Ralph’s father worked for Henry VIII and he was a key man at many important events. He was responsible for making all of the arrangements for Henry’s trip to meet the king of France at the Field of the Cloth of Gold. Both kings tried to outdo each other in their show of wealth and splendour and neither wanted to be seen lacking in their ability to display kingship glory and glamour at its best.
Understanding that patronage was the key to early success, Ralph’s father placed him in the household of Sir Thomas Cromwell, another key adviser to King Henry. Cromwell rose to the powerful position of Chief Minister on the demise of Sir Thomas Wolsey and took on the guardianship of Ralph.
Ralph learnt Latin and Greek, became fluent in French and devoted himself to learning about the affairs of state and the art of diplomacy. In addition, he was a remarkable horseman and an exceedingly skilled exponent of the art of falconry; All of these things were also loved by the Henry and Ralph quickly came to the attention of the king.
In 1536 Ralph left the employment of Cromwell and became one of the King’s trusted advisors. He joined the king to face the Scots in battle in 1537 and, following the English army’s success, Ralph was given other important jobs to do. He was knighted in 1543 and gained further promotions to eventually become the king’s Principal Private Secretary.
Ralph’s London home was Sutton House, now in the upkeep of the National Trust. Built in an ‘H’ shape, this house was grand, but not grand enough to upset the king. Ralph had learnt a good lesson from watching the downfall of Cardinal Wolsey after he had rivalled the king by building Hampton Court.
In 1533 Sir Ralph married Helen (Ellen) Mitchell whose first husband was missing, believed dead, in Ireland. Ellen was a niece of Thomas Cromwell. They had five children.

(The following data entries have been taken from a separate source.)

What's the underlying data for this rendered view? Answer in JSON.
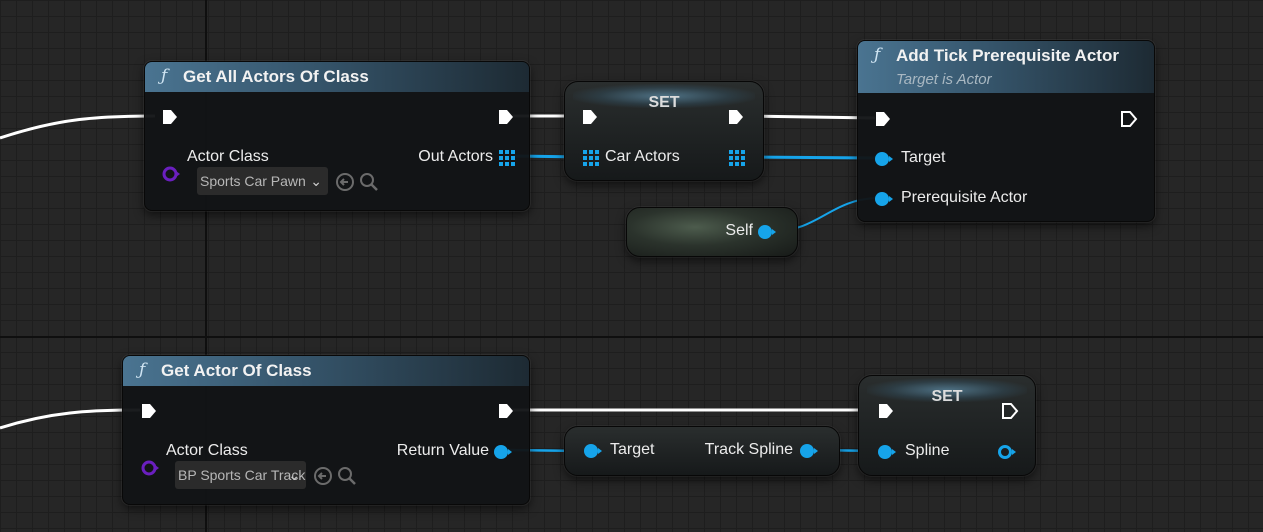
{
  "colors": {
    "exec_wire": "#ffffff",
    "object_pin": "#16a4ea",
    "class_pin": "#6a1fbf",
    "header_blue": "#4a7491"
  },
  "icons": {
    "function": "function-icon",
    "exec": "exec-pin-icon",
    "array": "array-pin-icon",
    "object": "object-pin-icon",
    "class": "class-pin-icon",
    "use_selected": "use-selected-icon",
    "browse": "search-icon",
    "dropdown": "chevron-down-icon"
  },
  "nodes": {
    "get_all_actors": {
      "title": "Get All Actors Of Class",
      "fn_glyph": "ƒ",
      "actor_class_label": "Actor Class",
      "actor_class_value": "Sports Car Pawn",
      "out_label": "Out Actors"
    },
    "set_car_actors": {
      "title": "SET",
      "var_label": "Car Actors"
    },
    "add_tick": {
      "title": "Add Tick Prerequisite Actor",
      "subtitle": "Target is Actor",
      "fn_glyph": "ƒ",
      "target_label": "Target",
      "prereq_label": "Prerequisite Actor"
    },
    "self": {
      "label": "Self"
    },
    "get_actor": {
      "title": "Get Actor Of Class",
      "fn_glyph": "ƒ",
      "actor_class_label": "Actor Class",
      "actor_class_value": "BP Sports Car Track",
      "return_label": "Return Value"
    },
    "track_spline_getter": {
      "target_label": "Target",
      "out_label": "Track Spline"
    },
    "set_spline": {
      "title": "SET",
      "var_label": "Spline"
    }
  }
}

On Edward’s death, however, England was to suffer under the strict rule of Mary I. Ralph realised the danger he, and others, were in and rather than cling to his positions of power he retired to live quietly in Standon with his wife and family. During this time he would often ride to Hatfield House where Princess Elizabeth was living. He coached her in diplomacy and spent many hours discussing the art of rule.